Amazon UK, for example, ?????? had fresh stock on Thursday. Within hours, it was gone. 

And it's not just Britain. A friend of mine in California says he recently sold his Switch, with two games and a Ringfit device (which adds an exercise element to the Switch) to a buyer desperate for the device for $700, having amassed all the elements for $400.

Meanwhile, as manufacturers around the world cut back, Nintendo has had to upscale production in a bid to keep up with demand, which has been tricky given the fact the majority of the consoles are made in China. 

What is driving this surge towards gaming and Nintendo? Consumer Trends takes a look.






Popular: How the Nintendo Switch soared in popularity in 2019 - could this year and the lockdown mean even stronger sales?
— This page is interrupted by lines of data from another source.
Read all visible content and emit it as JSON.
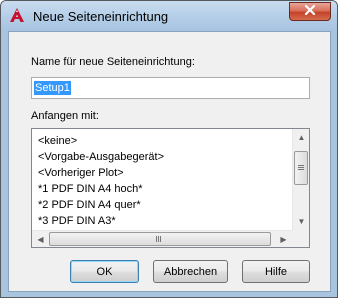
{
  "window": {
    "title": "Neue Seiteneinrichtung"
  },
  "icons": {
    "app_icon": "autocad-a-icon",
    "close_icon": "close-x-icon"
  },
  "name_section": {
    "label": "Name für neue Seiteneinrichtung:",
    "input_value": "Setup1"
  },
  "start_section": {
    "label": "Anfangen mit:",
    "items": [
      "<keine>",
      "<Vorgabe-Ausgabegerät>",
      "<Vorheriger Plot>",
      "*1 PDF DIN A4 hoch*",
      "*2 PDF DIN A4 quer*",
      "*3 PDF DIN A3*"
    ]
  },
  "buttons": {
    "ok": "OK",
    "cancel": "Abbrechen",
    "help": "Hilfe"
  },
  "colors": {
    "selection": "#3399ff",
    "close_button": "#c4432a",
    "frame": "#a9c4df"
  }
}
Nintendo is family friendly and simple to play
Last year, on my stag do, my best man brought his Switch - and after a huge night out, we got back in and played Mario Kart. 

It instantly transported me back to my childhood. Late nights, as a teenager, playing Mario and university years playing Mario Kart with friends. It is likely it has the same appeal to those in their 20s, 30s and 40s currently snapping one up.

Mario Kart is a classic - and I must have played it on five different Nintendo machines. 

The appealing thing, to me, is that it is cartoonish and a complete escape from reality. In contrast with the realistic shoot em' up games that dominate other consoles.